We divide firms into two groups; price takers and price setters. Price setters are firms that can influence the price of the product by altering their output.
Price takers are firms that have no control over the price of a product. The distinction as to whether one is a price setter or a price taker lies in the distinction of market demand and firm demand. The closer a firm’s demand curve is to the actual market demand, the more of a price setter this firm is.
In the extreme case of a monopoly, the market demand is the same as the firm’s demand because the firm IS the industry. If the firm is a price setter the firm can decrease its output and market price goes up or it can increase its output and market price goes down.
In the case of perfect competition, there are many firms and the individual firm demands look very different from the market demand. These firms are price takers they have no control over the market price. Here’s what this looks like; the demand for a product in a perfectly competitive industry looks the same as the demand for a product and any other industry.
You have a demand curve and a supply curve, they come together and form some equilibrium price. In all of the things that we know about demand and supply apply here. If people’s incomes rise demand increases and the market price goes up. If there’s an increase in the number of producers the supply increases and the market price goes down.
So demand and supply look the way they normally do and when you put them together you get an equilibrium price. A firm’s demand curve looks nothing like the market demand curve. The firm’s demand curve is horizontal what this means is the firm takes the price as a given.

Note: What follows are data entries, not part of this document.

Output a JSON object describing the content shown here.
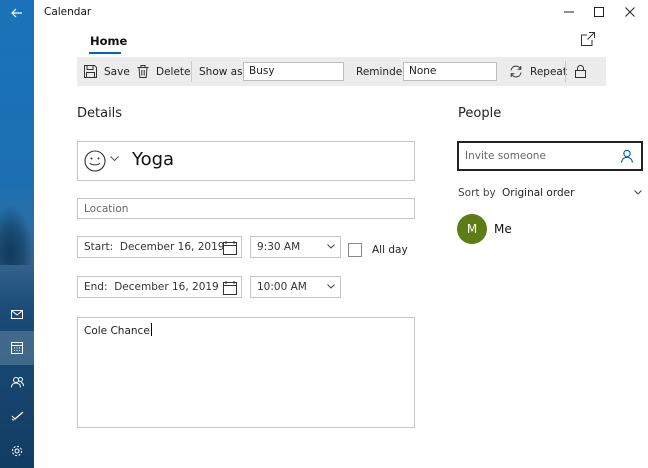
{
  "app": {
    "title": "Calendar"
  },
  "tabs": {
    "home": "Home"
  },
  "toolbar": {
    "save_label": "Save",
    "delete_label": "Delete",
    "show_as_label": "Show as:",
    "show_as_value": "Busy",
    "reminder_label": "Reminder:",
    "reminder_value": "None",
    "repeat_label": "Repeat"
  },
  "details": {
    "heading": "Details",
    "event_title": "Yoga",
    "location_placeholder": "Location",
    "start_label": "Start:",
    "start_date": "December 16, 2019",
    "start_time": "9:30 AM",
    "end_label": "End:",
    "end_date": "December 16, 2019",
    "end_time": "10:00 AM",
    "all_day_label": "All day",
    "notes": "Cole Chance"
  },
  "people": {
    "heading": "People",
    "invite_placeholder": "Invite someone",
    "sort_label": "Sort by",
    "sort_value": "Original order",
    "attendees": [
      {
        "initial": "M",
        "name": "Me"
      }
    ]
  },
  "colors": {
    "accent": "#0067c0",
    "avatar": "#5c7d16"
  }
}
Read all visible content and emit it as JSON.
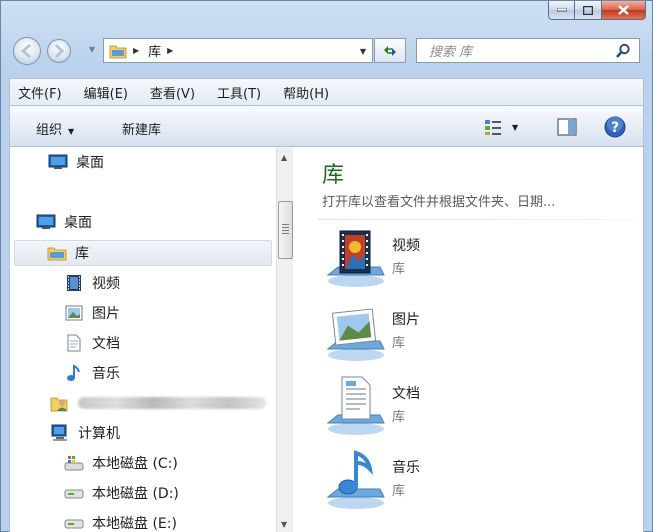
{
  "window": {
    "caption": {
      "minimize": "▬",
      "maximize": "▢",
      "close": "✕"
    }
  },
  "address": {
    "crumbs": [
      "库"
    ],
    "search_placeholder": "搜索 库"
  },
  "menu": {
    "items": [
      "文件(F)",
      "编辑(E)",
      "查看(V)",
      "工具(T)",
      "帮助(H)"
    ]
  },
  "commands": {
    "organize_label": "组织",
    "new_library_label": "新建库"
  },
  "nav": {
    "items": [
      {
        "label": "桌面",
        "icon": "desktop-icon"
      },
      {
        "label": "桌面",
        "icon": "desktop-icon"
      },
      {
        "label": "库",
        "icon": "library-folder-icon",
        "selected": true
      },
      {
        "label": "视频",
        "icon": "video-library-icon"
      },
      {
        "label": "图片",
        "icon": "picture-library-icon"
      },
      {
        "label": "文档",
        "icon": "document-library-icon"
      },
      {
        "label": "音乐",
        "icon": "music-library-icon"
      },
      {
        "label": "",
        "icon": "user-folder-icon",
        "redacted": true
      },
      {
        "label": "计算机",
        "icon": "computer-icon"
      },
      {
        "label": "本地磁盘 (C:)",
        "icon": "system-drive-icon"
      },
      {
        "label": "本地磁盘 (D:)",
        "icon": "drive-icon"
      },
      {
        "label": "本地磁盘 (E:)",
        "icon": "drive-icon"
      }
    ]
  },
  "main": {
    "title": "库",
    "subtitle": "打开库以查看文件并根据文件夹、日期...",
    "libraries": [
      {
        "name": "视频",
        "type": "库",
        "icon": "video-library-icon"
      },
      {
        "name": "图片",
        "type": "库",
        "icon": "picture-library-icon"
      },
      {
        "name": "文档",
        "type": "库",
        "icon": "document-library-icon"
      },
      {
        "name": "音乐",
        "type": "库",
        "icon": "music-library-icon"
      }
    ]
  },
  "colors": {
    "title_green": "#1e6d1e",
    "frame_blue": "#b9d1ec",
    "close_red": "#c2371c"
  }
}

The price of the product in this case let’s say is $10 so the firm can produce a lot of output. It can produce a little output and it has no impact on the price of the product. The market price remains $10 so where does this $10 price come from? Well, it comes from the market demand. In the market supply we put these things together we get a market price of $10.